**What is required**.
An exact repetition of the listing is required.

**Input**.
══════

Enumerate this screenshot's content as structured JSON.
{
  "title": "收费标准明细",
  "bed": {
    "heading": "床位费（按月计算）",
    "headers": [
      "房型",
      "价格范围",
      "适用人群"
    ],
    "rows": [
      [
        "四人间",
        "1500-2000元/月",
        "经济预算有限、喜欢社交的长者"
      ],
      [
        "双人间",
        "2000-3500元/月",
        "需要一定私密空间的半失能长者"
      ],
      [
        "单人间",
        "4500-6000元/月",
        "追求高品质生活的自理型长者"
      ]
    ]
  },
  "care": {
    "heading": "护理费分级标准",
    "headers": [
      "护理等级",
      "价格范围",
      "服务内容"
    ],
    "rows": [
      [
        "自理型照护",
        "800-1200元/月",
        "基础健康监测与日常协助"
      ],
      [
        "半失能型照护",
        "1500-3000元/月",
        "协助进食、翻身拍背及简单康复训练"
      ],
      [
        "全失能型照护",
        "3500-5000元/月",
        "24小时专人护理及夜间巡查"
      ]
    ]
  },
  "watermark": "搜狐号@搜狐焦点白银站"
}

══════

**Exercise response**.
Enumerate this screenshot's content as structured JSON.
{
  "title": "收费标准明细",
  "bed": {
    "heading": "床位费（按月计算）",
    "headers": [
      "房型",
      "价格范围",
      "适用人群"
    ],
    "rows": [
      [
        "四人间",
        "1500-2000元/月",
        "经济预算有限、喜欢社交的长者"
      ],
      [
        "双人间",
        "2000-3500元/月",
        "需要一定私密空间的半失能长者"
      ],
      [
        "单人间",
        "4500-6000元/月",
        "追求高品质生活的自理型长者"
      ]
    ]
  },
  "care": {
    "heading": "护理费分级标准",
    "headers": [
      "护理等级",
      "价格范围",
      "服务内容"
    ],
    "rows": [
      [
        "自理型照护",
        "800-1200元/月",
        "基础健康监测与日常协助"
      ],
      [
        "半失能型照护",
        "1500-3000元/月",
        "协助进食、翻身拍背及简单康复训练"
      ],
      [
        "全失能型照护",
        "3500-5000元/月",
        "24小时专人护理及夜间巡查"
      ]
    ]
  },
  "watermark": "搜狐号@搜狐焦点白银站"
}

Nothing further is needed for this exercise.